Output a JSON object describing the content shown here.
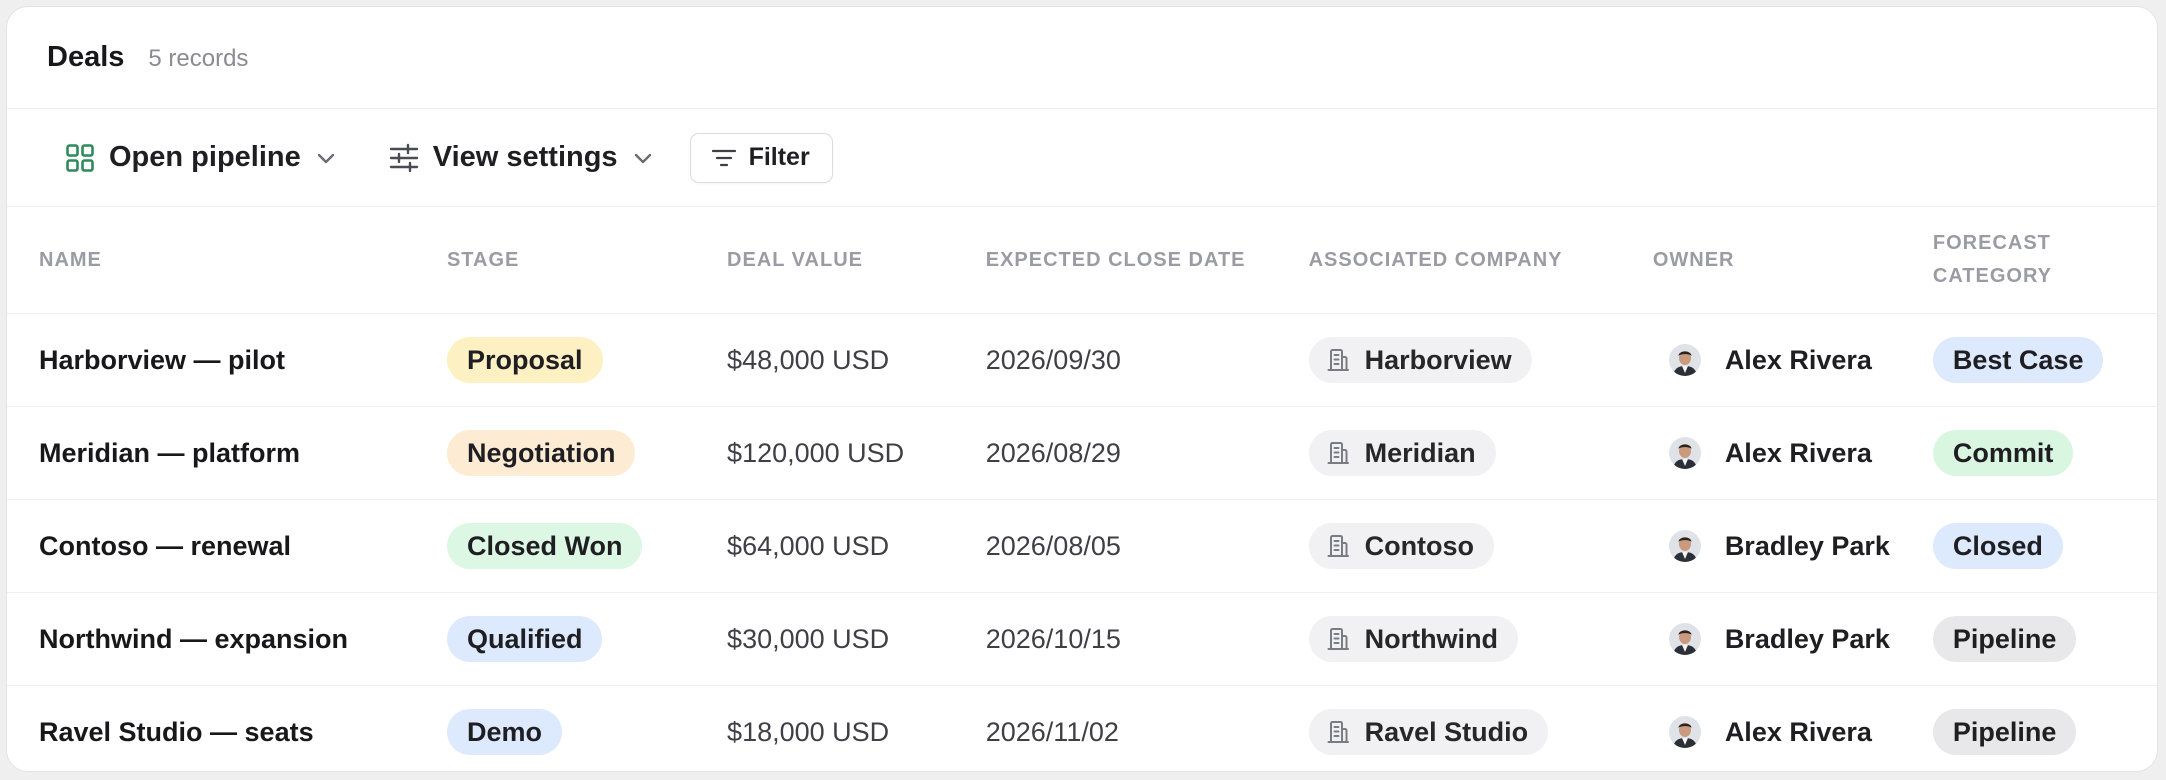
{
  "header": {
    "title": "Deals",
    "record_count": "5 records"
  },
  "toolbar": {
    "view_label": "Open pipeline",
    "view_icon": "grid-icon",
    "settings_label": "View settings",
    "settings_icon": "sliders-icon",
    "filter_label": "Filter",
    "filter_icon": "filter-icon"
  },
  "table": {
    "columns": [
      "NAME",
      "STAGE",
      "DEAL VALUE",
      "EXPECTED CLOSE DATE",
      "ASSOCIATED COMPANY",
      "OWNER",
      "FORECAST CATEGORY"
    ],
    "rows": [
      {
        "name": "Harborview — pilot",
        "stage": "Proposal",
        "value": "$48,000 USD",
        "close": "2026/09/30",
        "company": "Harborview",
        "owner": "Alex Rivera",
        "forecast": "Best Case"
      },
      {
        "name": "Meridian — platform",
        "stage": "Negotiation",
        "value": "$120,000 USD",
        "close": "2026/08/29",
        "company": "Meridian",
        "owner": "Alex Rivera",
        "forecast": "Commit"
      },
      {
        "name": "Contoso — renewal",
        "stage": "Closed Won",
        "value": "$64,000 USD",
        "close": "2026/08/05",
        "company": "Contoso",
        "owner": "Bradley Park",
        "forecast": "Closed"
      },
      {
        "name": "Northwind — expansion",
        "stage": "Qualified",
        "value": "$30,000 USD",
        "close": "2026/10/15",
        "company": "Northwind",
        "owner": "Bradley Park",
        "forecast": "Pipeline"
      },
      {
        "name": "Ravel Studio — seats",
        "stage": "Demo",
        "value": "$18,000 USD",
        "close": "2026/11/02",
        "company": "Ravel Studio",
        "owner": "Alex Rivera",
        "forecast": "Pipeline"
      }
    ]
  },
  "colors": {
    "stage_proposal": "#fdf1c4",
    "stage_negotiation": "#fdebd3",
    "stage_closed_won": "#dcf7e3",
    "stage_qualified": "#dde9fd",
    "stage_demo": "#dde9fd",
    "forecast_best_case": "#dde9fd",
    "forecast_commit": "#d9f6e1",
    "forecast_closed": "#dde9fd",
    "forecast_pipeline": "#e8e8eb",
    "accent_grid_icon": "#2f8a5b"
  }
}
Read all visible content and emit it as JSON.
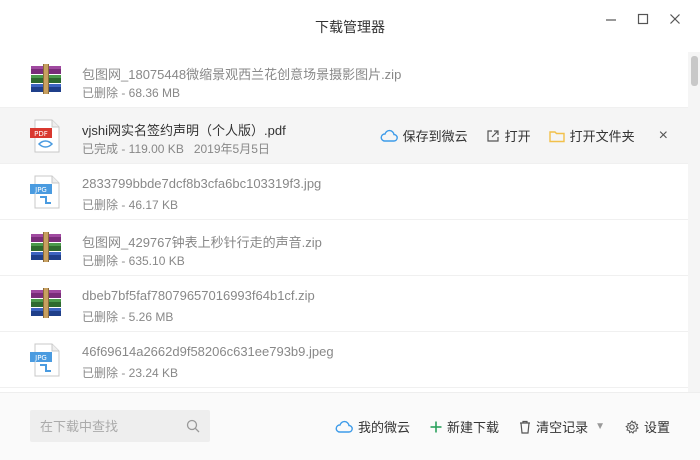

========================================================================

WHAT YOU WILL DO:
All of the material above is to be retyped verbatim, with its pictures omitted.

ANSWER FOR THE TASK:
Output a JSON object describing the content shown here.
{
  "header": {
    "title": "Deals",
    "record_count": "5 records"
  },
  "toolbar": {
    "view_label": "Open pipeline",
    "view_icon": "grid-icon",
    "settings_label": "View settings",
    "settings_icon": "sliders-icon",
    "filter_label": "Filter",
    "filter_icon": "filter-icon"
  },
  "table": {
    "columns": [
      "NAME",
      "STAGE",
      "DEAL VALUE",
      "EXPECTED CLOSE DATE",
      "ASSOCIATED COMPANY",
      "OWNER",
      "FORECAST CATEGORY"
    ],
    "rows": [
      {
        "name": "Harborview — pilot",
        "stage": "Proposal",
        "value": "$48,000 USD",
        "close": "2026/09/30",
        "company": "Harborview",
        "owner": "Alex Rivera",
        "forecast": "Best Case"
      },
      {
        "name": "Meridian — platform",
        "stage": "Negotiation",
        "value": "$120,000 USD",
        "close": "2026/08/29",
        "company": "Meridian",
        "owner": "Alex Rivera",
        "forecast": "Commit"
      },
      {
        "name": "Contoso — renewal",
        "stage": "Closed Won",
        "value": "$64,000 USD",
        "close": "2026/08/05",
        "company": "Contoso",
        "owner": "Bradley Park",
        "forecast": "Closed"
      },
      {
        "name": "Northwind — expansion",
        "stage": "Qualified",
        "value": "$30,000 USD",
        "close": "2026/10/15",
        "company": "Northwind",
        "owner": "Bradley Park",
        "forecast": "Pipeline"
      },
      {
        "name": "Ravel Studio — seats",
        "stage": "Demo",
        "value": "$18,000 USD",
        "close": "2026/11/02",
        "company": "Ravel Studio",
        "owner": "Alex Rivera",
        "forecast": "Pipeline"
      }
    ]
  },
  "colors": {
    "stage_proposal": "#fdf1c4",
    "stage_negotiation": "#fdebd3",
    "stage_closed_won": "#dcf7e3",
    "stage_qualified": "#dde9fd",
    "stage_demo": "#dde9fd",
    "forecast_best_case": "#dde9fd",
    "forecast_commit": "#d9f6e1",
    "forecast_closed": "#dde9fd",
    "forecast_pipeline": "#e8e8eb",
    "accent_grid_icon": "#2f8a5b"
  }
}
Read all visible content and emit it as JSON.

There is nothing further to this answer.